Would this be good enough privacy?
Good enough for what? To shop online? Sure. To discuss controversial topics on a forum? Absolutely. To be absolutely anonymous? Probably not. Let me clarify.
Yours is a subjective question with a very wide playing field as everyone has a different defition of "good enough", so forgive me for offering a subjective answer. I'm a professional security practitioner, so my definition must be airtight. Someone else may care about a CC MITM attack, and for them this is more than sufficient. A third person is trying to overthrow an oppressive regime and their life may be at risk for their opinion. Context is everything.
What you are describing is adequate enough protection that it becomes difficult to track you unless someone had a need (or warrant?) to. (NOTE - difficult and "impossible" are NOT synonymous!!!) The remainder of my answer is intended to show how to be as "anonymous" as possible, and not so much determine if this is "good enough." You can choose to what length you're willing to go.
You are about 75% of the way there with this solution. What I would change to go from "good enough" to "as anonymous as possible" I would encourage you to use tails for your VM (or a windows 10 fresh install for EACH USE).
My computer > VPN > VM > VPN/proxy > Destination
My computer > VPN > VM (Tails) > (Tor) > Destination.
Let me clear up some smaller details as well. Generally, there's no need to use a VPN on your host machine AND your guest machine, (although it wouldn't "hurt" if you did). When you connect your host machine to a VPN, your guest will usually use this interface either by NAT or bridged adapter. There are special instances where this isn't the case, but they're rare. I would also recommend here configuring all of your IP traffic manually to go through your VPN to avoid DNS Leaks or another, unrelated service reaching outside of your VPN and exposing you.
Tor is a type of proxy service as it is, so you don't need VPN AND a proxy AND Tor necessarily. When you connect to tor, there is an option to connect to a proxy service, and this is where you want to configure it to your proxy if you'd rather use that than the standard Tor network configuration.

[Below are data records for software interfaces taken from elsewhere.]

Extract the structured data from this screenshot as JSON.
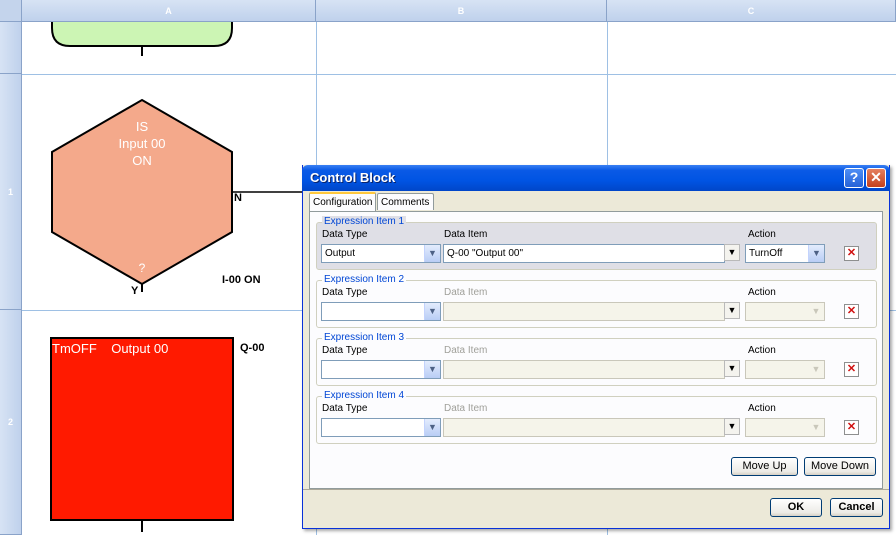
{
  "grid": {
    "columns": [
      "A",
      "B",
      "C"
    ],
    "rows": [
      "1",
      "2"
    ]
  },
  "flow": {
    "terminator_color": "#ccf5b4",
    "decision": {
      "lines": [
        "IS",
        "Input 00",
        "ON"
      ],
      "question": "?",
      "fill": "#f4a98b",
      "no_label": "N",
      "yes_label": "Y",
      "io_label": "I-00 ON"
    },
    "action": {
      "text": "TmOFF    Output 00",
      "fill": "#ff1a00",
      "io_label": "Q-00"
    }
  },
  "dialog": {
    "title": "Control Block",
    "help_glyph": "?",
    "close_glyph": "✕",
    "tabs": [
      "Configuration",
      "Comments"
    ],
    "labels": {
      "data_type": "Data Type",
      "data_item": "Data Item",
      "action": "Action"
    },
    "items": [
      {
        "title": "Expression Item 1",
        "data_type": "Output",
        "data_item": "Q-00 \"Output 00\"",
        "action": "TurnOff"
      },
      {
        "title": "Expression Item 2",
        "data_type": "",
        "data_item": "",
        "action": ""
      },
      {
        "title": "Expression Item 3",
        "data_type": "",
        "data_item": "",
        "action": ""
      },
      {
        "title": "Expression Item 4",
        "data_type": "",
        "data_item": "",
        "action": ""
      }
    ],
    "move_up": "Move Up",
    "move_down": "Move Down",
    "ok": "OK",
    "cancel": "Cancel"
  }
}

I can say anecdotally most people I know in the Western hemisphere are better off using the built-in Tor network rather than a proxy service, but that's purely anecdotal. It comes down to trust - do you trust your proxy service more or less than a Tor exit node?
Some other, smaller tips for anonymity:
- Don't maximize your Tor window while browsing. Ever.
- All anonymous software is based on trust. How well do you trust your VPN log policy, proxy policy, Tor exit nodes, Tails image, etc? Make sure you research ALL of it, run your checksums when downloading info, etc.
- Anonymity is laborious and painstaking. Security/Privacy comes at the cost of convenience. If you get sloppy, you lose anonymity.
- Never use your VM for anything other than your anonymous private browsing, and never use anonymous private browsing without your disposable VM. Check out "browser fingerprinting" and tracking to understand better for this and the next point:
- Don't use Tor on your "daily driver" OS. It's too tempting to just hop on without the precautions because "I won't be doing anything risky."
- Never use your CC. Always pay it bitcoin (this is another question outside of this scope, but bitcoin can usually be tracked and is rarely truly anonymous as well - again, security costs convenience).
- Ensure your VPN and proxy services are paid in bitcoin and registered with a fake email. Cards can be traced.
- Where/when you set up the email and VPN, use another VPN for that because the IP in use during account creation for these 2 can also be tracked. Use a free proxy service to create fake email and VPN accounts instead.
- True, 100% anonymity is nearly impossible because exit nodes can always be tracked. They usually are not, but they can be.
- Protect against WebRTC leaks
EDIT: I have never used it before, but Whonix offers another secure method of anonymity. It probably deserves more than a footnote but the link is there for more reading if you choose.